“Comedians Rhod Gilbert and Greg Davies attempt to drive through the mountainous, landlocked nation of Nepal. Starting from the chaotic border with India, they travel across the country’s most important roads, from highways that maintain its cities to freshly-dug dirt tracks that connect to isolated communities.
There are uplifting stories throughout, but it is a journey that is fraught with danger. Besides having one of the world’s highest rates of road traffic accidents, floods and landslides are an everyday occurrence, blocking traffic for days on end and claiming dozens of lives every month.
After days of swerving overloaded buses, dodging trucks and clinging to crumbling mountain roads, disaster strikes within sight of their final destination.”
(The underlining and bold font are all mine, because I don’t want you to miss how terrifying it is!)
Okay, strap on your seatbelt and watch this clip of that road if you dare …
[Note: There is some inappropriate language because frankly these guys are FREAKING OUT!]
Once a vehicle goes over the edge of a road like this, it’s all over. There is very little chance of finding anyone alive. If, by the grace of God, there are survivors and they are rescued, they will broken – very very broken.
Twenty-one years ago I had back surgery and I remember my surgeon telling me that he would do the best he could, but that I would live the rest of my life with a “repaired back.”

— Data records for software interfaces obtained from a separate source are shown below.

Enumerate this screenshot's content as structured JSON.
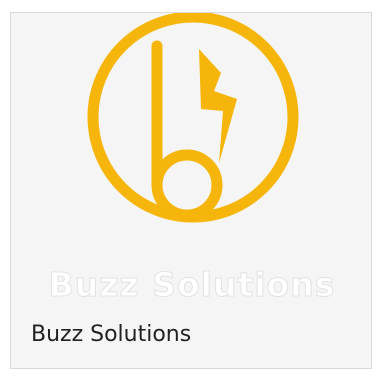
{
  "card": {
    "logo_wordmark": "Buzz Solutions",
    "caption": "Buzz Solutions",
    "logo_icon": "b-lightning-bolt-icon",
    "accent_color": "#f5b50a"
  }
}
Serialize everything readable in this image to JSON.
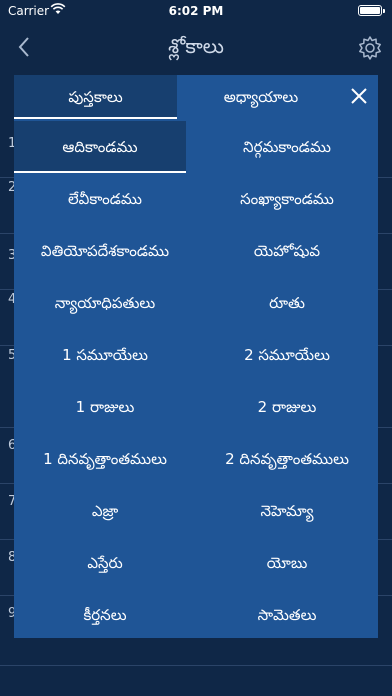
{
  "status": {
    "carrier": "Carrier",
    "time": "6:02 PM"
  },
  "nav": {
    "title": "శ్లోకాలు"
  },
  "background": {
    "row_numbers": [
      "1",
      "2",
      "3",
      "4",
      "5",
      "6",
      "7",
      "8",
      "9"
    ]
  },
  "modal": {
    "tabs": [
      "పుస్తకాలు",
      "అధ్యాయాలు"
    ],
    "books": [
      "ఆదికాండము",
      "నిర్గమకాండము",
      "లేవీకాండము",
      "సంఖ్యాకాండము",
      "వితియోపదేశకాండము",
      "యెహోషువ",
      "న్యాయాధిపతులు",
      "రూతు",
      "1 సమూయేలు",
      "2 సమూయేలు",
      "1 రాజులు",
      "2 రాజులు",
      "1 దినవృత్తాంతములు",
      "2 దినవృత్తాంతములు",
      "ఎజ్రా",
      "నెహెమ్యా",
      "ఎస్తేరు",
      "యోబు",
      "కీర్తనలు",
      "సామెతలు"
    ]
  },
  "icons": {
    "back": "chevron-left-icon",
    "settings": "gear-icon",
    "close": "close-icon",
    "wifi": "wifi-icon",
    "battery": "battery-icon"
  }
}
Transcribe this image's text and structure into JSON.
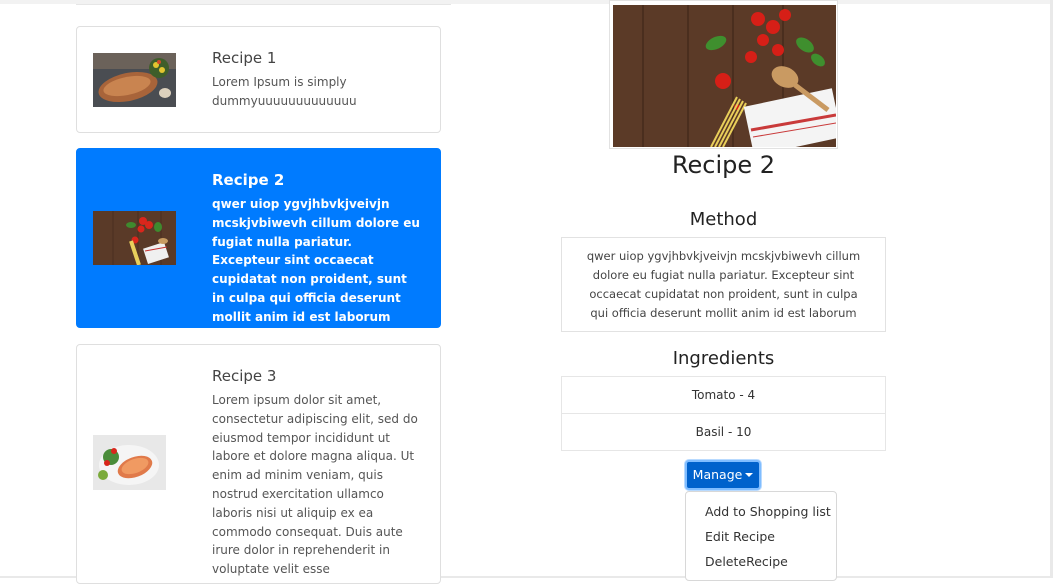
{
  "recipes": [
    {
      "title": "Recipe 1",
      "description": "Lorem Ipsum is simply dummyuuuuuuuuuuuuu",
      "active": false
    },
    {
      "title": "Recipe 2",
      "description": "qwer uiop ygvjhbvkjveivjn mcskjvbiwevh cillum dolore eu fugiat nulla pariatur. Excepteur sint occaecat cupidatat non proident, sunt in culpa qui officia deserunt mollit anim id est laborum",
      "active": true
    },
    {
      "title": "Recipe 3",
      "description": "Lorem ipsum dolor sit amet, consectetur adipiscing elit, sed do eiusmod tempor incididunt ut labore et dolore magna aliqua. Ut enim ad minim veniam, quis nostrud exercitation ullamco laboris nisi ut aliquip ex ea commodo consequat. Duis aute irure dolor in reprehenderit in voluptate velit esse",
      "active": false
    }
  ],
  "detail": {
    "title": "Recipe 2",
    "method_heading": "Method",
    "method_text": "qwer uiop ygvjhbvkjveivjn mcskjvbiwevh cillum dolore eu fugiat nulla pariatur. Excepteur sint occaecat cupidatat non proident, sunt in culpa qui officia deserunt mollit anim id est laborum",
    "ingredients_heading": "Ingredients",
    "ingredients": [
      "Tomato - 4",
      "Basil - 10"
    ]
  },
  "manage": {
    "label": "Manage",
    "menu": [
      "Add to Shopping list",
      "Edit Recipe",
      "DeleteRecipe"
    ]
  },
  "colors": {
    "active_card": "#007bff",
    "manage_button": "#0062cc"
  },
  "icons": {
    "dropdown": "caret-down-icon"
  }
}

Anyone going over the edge of the most dangerous road in the world, may be put back together by skilled physicians, but they would always be repaired, at best.
Imagine that just as a traveller is about to go over the edge, a hand reaches out and grasps them, pulling them back to safety and saving them from certain tragedy.
That – my friends – is figuratively what Tiny Hands International does. Tiny Hands works in conjunction with the local Nepalese Church to intercept girls (and some young boys) who are being trafficked across the border from Nepal into India. Local Church members man border stations and watch for traffickers and their would-be victims.
Do you have any idea what it takes to rescue a girl who is already a sex slave? Check out Relevant’s recent article that attempts to give you a basic understanding of the rescue process. Friend, that’s just the rescue. That doesn’t begin to breakdown what it takes to put the pieces back together in the lives of these girls. If, by the grace of God, they find healing, the truth of the matter is they will be “repaired” at best.
Tiny Hands’ volunteers have literally reached out and caught girls by the back of their dresses as they boarded buses that would take them to one of the world’s most dangerous life roads imaginable – that of a sex slave. Eighteen border stations … 130-170 interceptions each month – it’s not uncommon to have 20-30 interceptions at a single station – volunteers from the local Church rescuing girls before irreparable damage is done.[Tweet “Rescuing girls before irreparable damage is done. @TinyHandsIntl “]
What can you do?
2. SHARE this post. March 19 – April 1, my daughter and I will travel with Tiny Hands to Nepal. I will be writing their story and I’m going to Nepal to learn everything I can about this amazing ministry. Kadi is going to capture images of our experience.
[Tweet “Follow our journey to Nepal w/ @TinyHandsIntl Intercepting girls before they become sex slaves.”]
I will be blogging about our upcoming trip each Monday until we leave. Then (as electricity and opportunity allows) we’ll be posting daily from Nepal. Won’t you go on this journey with us? Will you share the experience with others? Here’s last week’s post. Follow our journey and invite others to join us.